Digital skills have already conquered the workforce, with nearly 8 in 10 middle-skill jobs identified as “digitally intensive.” But as you climb the income ladder, the nature of the computer skills required becomes more complex.

In “Beyond Point and Click: The Expanding Demand for Coding Skills,” a report prepared for Oracle Academy, Burning Glass Technologies studied more than 26 million job postings to find out how extensively employers are demanding coding skills. The ability to write computer code, as opposed to doing preformatted tasks, is linked to higher-level work—and to higher levels of income.

Seven million job openings were in occupations that value coding skills in 2015. That accounts for 20% of all “career track” jobs, those that pay a national living wage of at least $15 per hour.

On average, jobs that require coding skills pay $84,000 per year. That’s $22,000 more than other occupations. But it’s how those jobs break out by income that is most revealing.

Chart: The Demand for Coding Skills Rises With Income Levels

In the lower income quartile, under $23,000 per year, there are almost no jobs that call for coding. The proportion of coding jobs slowly increases in the second two quartiles, and then skyrockets, with nearly half of all jobs paying more than $58,000 per year calling for coding.

The exact salary increases depending on how intensively coding skills are needed in the role.

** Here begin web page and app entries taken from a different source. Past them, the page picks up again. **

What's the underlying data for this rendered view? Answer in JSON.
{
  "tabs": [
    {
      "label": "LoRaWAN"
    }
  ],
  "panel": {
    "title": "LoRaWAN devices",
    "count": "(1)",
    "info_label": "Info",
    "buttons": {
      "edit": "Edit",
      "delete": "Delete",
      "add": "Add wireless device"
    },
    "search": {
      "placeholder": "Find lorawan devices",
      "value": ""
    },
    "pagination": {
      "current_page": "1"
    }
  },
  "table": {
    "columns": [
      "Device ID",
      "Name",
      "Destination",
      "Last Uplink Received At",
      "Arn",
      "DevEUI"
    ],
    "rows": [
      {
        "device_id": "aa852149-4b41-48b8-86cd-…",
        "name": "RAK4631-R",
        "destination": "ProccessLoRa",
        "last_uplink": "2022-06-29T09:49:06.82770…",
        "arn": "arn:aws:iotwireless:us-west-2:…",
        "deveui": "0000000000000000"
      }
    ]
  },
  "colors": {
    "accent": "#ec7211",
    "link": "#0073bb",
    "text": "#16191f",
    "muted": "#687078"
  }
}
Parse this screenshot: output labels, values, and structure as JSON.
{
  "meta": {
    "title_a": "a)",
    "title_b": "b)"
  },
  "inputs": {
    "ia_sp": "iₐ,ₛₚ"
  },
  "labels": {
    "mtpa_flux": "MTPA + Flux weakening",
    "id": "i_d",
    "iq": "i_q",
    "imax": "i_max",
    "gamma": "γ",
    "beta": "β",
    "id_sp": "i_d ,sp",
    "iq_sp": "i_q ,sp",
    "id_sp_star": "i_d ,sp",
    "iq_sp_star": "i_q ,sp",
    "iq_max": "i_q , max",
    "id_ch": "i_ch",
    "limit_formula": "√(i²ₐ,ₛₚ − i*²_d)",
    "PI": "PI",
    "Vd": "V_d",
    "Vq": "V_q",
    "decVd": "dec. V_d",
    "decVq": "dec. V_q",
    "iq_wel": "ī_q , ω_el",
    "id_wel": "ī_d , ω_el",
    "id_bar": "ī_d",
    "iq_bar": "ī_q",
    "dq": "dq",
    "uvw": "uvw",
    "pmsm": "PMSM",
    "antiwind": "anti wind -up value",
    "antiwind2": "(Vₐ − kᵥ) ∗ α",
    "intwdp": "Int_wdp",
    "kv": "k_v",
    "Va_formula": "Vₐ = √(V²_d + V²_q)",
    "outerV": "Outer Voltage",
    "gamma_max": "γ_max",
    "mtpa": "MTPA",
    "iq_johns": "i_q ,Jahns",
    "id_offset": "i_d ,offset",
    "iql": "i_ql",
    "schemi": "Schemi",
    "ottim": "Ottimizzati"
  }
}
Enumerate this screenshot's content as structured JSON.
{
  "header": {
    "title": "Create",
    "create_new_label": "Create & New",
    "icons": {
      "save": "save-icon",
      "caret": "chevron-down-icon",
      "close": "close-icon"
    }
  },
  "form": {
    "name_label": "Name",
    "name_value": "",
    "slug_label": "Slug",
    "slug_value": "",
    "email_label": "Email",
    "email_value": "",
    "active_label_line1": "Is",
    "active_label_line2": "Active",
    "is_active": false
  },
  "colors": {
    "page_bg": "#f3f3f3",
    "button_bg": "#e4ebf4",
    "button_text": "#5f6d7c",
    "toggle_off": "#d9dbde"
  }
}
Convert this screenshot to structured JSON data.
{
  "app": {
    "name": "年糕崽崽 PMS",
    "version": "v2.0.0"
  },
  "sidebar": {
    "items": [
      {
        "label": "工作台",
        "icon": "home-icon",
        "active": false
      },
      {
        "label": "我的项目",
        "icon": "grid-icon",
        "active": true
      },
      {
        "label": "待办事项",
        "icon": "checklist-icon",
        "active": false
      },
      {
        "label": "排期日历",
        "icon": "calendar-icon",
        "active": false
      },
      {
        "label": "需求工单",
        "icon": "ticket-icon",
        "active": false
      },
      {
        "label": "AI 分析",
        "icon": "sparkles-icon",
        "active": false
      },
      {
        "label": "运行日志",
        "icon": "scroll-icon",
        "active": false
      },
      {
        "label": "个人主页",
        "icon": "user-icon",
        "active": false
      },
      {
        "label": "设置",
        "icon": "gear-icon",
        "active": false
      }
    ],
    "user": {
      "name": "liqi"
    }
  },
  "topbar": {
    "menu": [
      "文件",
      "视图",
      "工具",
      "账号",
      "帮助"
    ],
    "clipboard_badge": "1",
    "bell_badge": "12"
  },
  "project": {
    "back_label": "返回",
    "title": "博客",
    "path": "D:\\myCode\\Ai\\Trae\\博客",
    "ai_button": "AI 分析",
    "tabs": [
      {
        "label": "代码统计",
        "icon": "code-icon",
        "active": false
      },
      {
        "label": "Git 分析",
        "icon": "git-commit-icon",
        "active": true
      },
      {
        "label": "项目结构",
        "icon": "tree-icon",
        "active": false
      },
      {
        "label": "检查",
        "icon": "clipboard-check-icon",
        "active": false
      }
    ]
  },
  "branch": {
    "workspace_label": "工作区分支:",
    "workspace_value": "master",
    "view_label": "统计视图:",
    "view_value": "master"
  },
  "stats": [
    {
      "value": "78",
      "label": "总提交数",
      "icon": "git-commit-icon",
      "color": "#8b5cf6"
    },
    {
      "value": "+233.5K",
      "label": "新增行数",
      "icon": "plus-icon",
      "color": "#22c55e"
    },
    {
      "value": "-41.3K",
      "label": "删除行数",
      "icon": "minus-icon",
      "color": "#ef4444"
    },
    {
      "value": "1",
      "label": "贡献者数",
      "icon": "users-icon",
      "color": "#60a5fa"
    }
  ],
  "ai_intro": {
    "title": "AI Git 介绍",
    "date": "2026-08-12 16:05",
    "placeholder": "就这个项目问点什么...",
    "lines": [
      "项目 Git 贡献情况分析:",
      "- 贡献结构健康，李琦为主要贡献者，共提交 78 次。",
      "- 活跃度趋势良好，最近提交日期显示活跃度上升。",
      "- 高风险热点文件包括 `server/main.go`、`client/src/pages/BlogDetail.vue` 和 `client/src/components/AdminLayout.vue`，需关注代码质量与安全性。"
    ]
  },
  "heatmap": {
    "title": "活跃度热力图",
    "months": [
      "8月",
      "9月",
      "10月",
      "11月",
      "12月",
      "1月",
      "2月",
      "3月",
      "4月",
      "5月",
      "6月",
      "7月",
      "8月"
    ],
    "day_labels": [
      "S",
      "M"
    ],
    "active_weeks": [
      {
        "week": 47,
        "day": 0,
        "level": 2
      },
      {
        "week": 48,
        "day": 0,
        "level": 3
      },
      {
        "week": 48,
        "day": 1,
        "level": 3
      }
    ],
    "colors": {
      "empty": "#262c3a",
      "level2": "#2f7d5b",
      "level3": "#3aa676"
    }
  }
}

For example, IT roles, which call for extensive coding skills, have average advertised salaries of $90,000 per year. In scientific positions, where coding is required but not necessarily a core part of the job, the average advertised salary is $61,000.

The lesson? Few other skills open the door to as many well-paying positions as learning to write computer code. For those seeking a path forward in the job market, coding pays off.

Dan Restuccia is Chief Analytics Officer of Burning Glass Technologies.